What do you learn from negotiation?
4 hard lessons I’ve learned about negotiation that can help you win dealsPreparation is everything. What you do before the negotiation matters more than anything else. Breakthroughs often come when you least expect them. Scarcity drives deals. You can capitalize on aggression.
How would you describe your negotiation skills?
Negotiation skills are qualities that allow two or more parties to reach a compromise. These are often soft skills and include abilities such as communication, persuasion, planning, strategizing and cooperating. Understanding these skills is the first step to becoming a stronger negotiator.
Why is negotiation important in life?
Being a good negotiator helps to improve relationships because both the parties can strike a mutual deal without hurting each other’s sentiments. Negotiation is very important for better bonding between individuals and leading a happy life.
What are the qualities of a good negotiator?
What the experts saypreparation and planning skill.knowledge of the subject matter being negotiated.ability to think clearly and rapidly under pressure and uncertainty.ability to express thoughts verbally.listening skill.judgment and general intelligence.integrity.ability to persuade others.
What are the advantages of negotiation skills?
Top 5 Benefits of Employees Learning Negotiation SkillsProfessional Development and Career Advancement. By learning negotiation skills we will develop and evolve into better employees. Conflict resolution. One of the most vital areas where negotiation skills offer us a considerable advantage is in learning to resolve conflicts. Problem Solving. Communication. Persuasion.
What are the 5 principles in negotiation?
In the end, practice and preparation is what makes a good negotiator.In my opinion, the five basic principles for better negotiation skills are:Gather your information. Build relationships. Know your BATNA and your opponents’ BATNA. Listen. Take care of your target.
How can I improve my negotiation skills?
THE TOP TEN DO’SPractice and study to develop negotiating skills.Fully consider the other side’s viewpoint and limitation.Evaluate your leverage with that of other side.Build pricing power into your product or service.Determine the “deal points” for both sides.Compare “your leverage” and “their leverage”.

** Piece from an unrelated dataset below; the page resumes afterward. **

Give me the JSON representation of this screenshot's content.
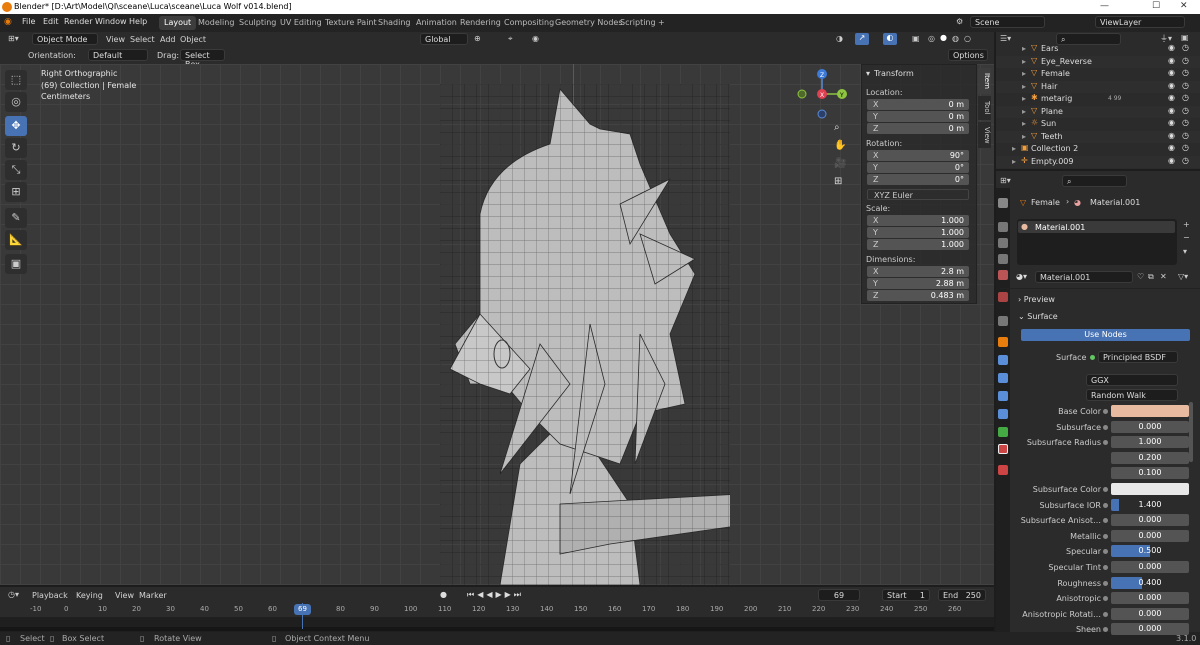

What is the most important thing in negotiation?
One of the most powerful things you can do in a negotiation is draw out why the other party wants to make a deal. You can do this by asking questions and building negotiating roots. For example, if you’re buying services from an IT vendor, try saying something like, “Tell me about your IT services.
Which negotiation strategies are most successful?
Six Successful Strategies for NegotiationThe negotiating process is continual, not an individual event. Think positive. Prepare. Think about the best & worst outcome before the negotiations begin. Be articulate & build value. Give & Take.
What are the types of negotiation strategies?
The two distinctive negotiation types are distributive negotiations and integrative negotiations. The Negotiation Experts’ sales course and purchasing negotiation training teach both methods.
How do you win a win?
Principled Negotiation Within the Win-Win ScenarioSeparate People From the Problem. Focus on Interests, Not Positions. Invent Options for Mutual Gain. Use Objective Criteria. Know Your BATNA (Best Alternative To a Negotiated Agreement)
Why do we negotiate?
The majority of us negotiate because we want to do a deal that is beneficial to all the parties involved. Negotiation is about compromise not setting up barriers that need defending, if you do not want to compromise then don’t bother negotiating, tell the other party you have no interest in doing business with them.
What is negotiation strategy?
A predetermined approach or prepared plan of action to achieve a goal or objective to make an agreement or contract. (also see Negotiation Tactics.) To learn more, read this check-list to prepare your negotiation strategy. 4.6 out of 5 from 11 responses.